The Tilted World
Tom Franklin and Beth Ann Fennelly tell the story of a historic catastrophe, the Great Mississippi Flood of 1927, through the eyes of people in a fictional town, Hobnob. Set during Prohibition, the novel also demonstrates the futility of that “noble experiment” and how it caused normally law-abiding citizens to flout the law and led to corruption at many levels.
The story centers around a bootlegger named Jesse and his wife, Dixie Clay, now a talented bootlegger herself. Jessie is selfish, mean and cruel, the marriage has broken down, and Dixie is haunted by the loss of a baby son. Enter two federal revenue agents, one of whom, Ingersoll, is a decorated WWI veteran and an orphan. They’ve been sent by Secretary of Commerce Herbert Hoover to find out what happened to two other agents who have gone missing. When Ingersoll finds a baby boy orphaned after a shootout at the general store, he feels compelled to find a home for him, which leads him to the bootlegger’s wife. Meanwhile, the rain keeps falling and the townspeople are working day and night to keep the levee secure.
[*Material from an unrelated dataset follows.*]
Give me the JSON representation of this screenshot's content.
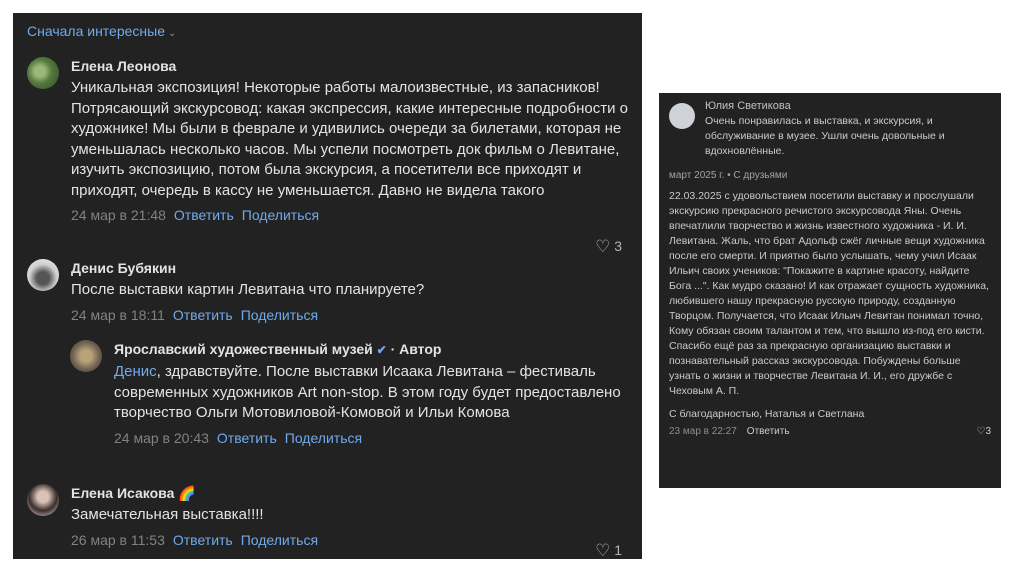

In the Authors’ Note, Franklin and Fennelly mention that “despite being considered by many to be the worst natural disaster our century has endured, the flood of 1927 seems largely forgotten today.” Thank goodness it has not been forgotten by the authors, as they have written an absorbing, suspenseful and richly atmospheric story, which I enjoyed tremendously. The era is evoked skillfully, with no awkward information dumps, yet one feels that one has actually been there and lived through the flood. Most highly recommended.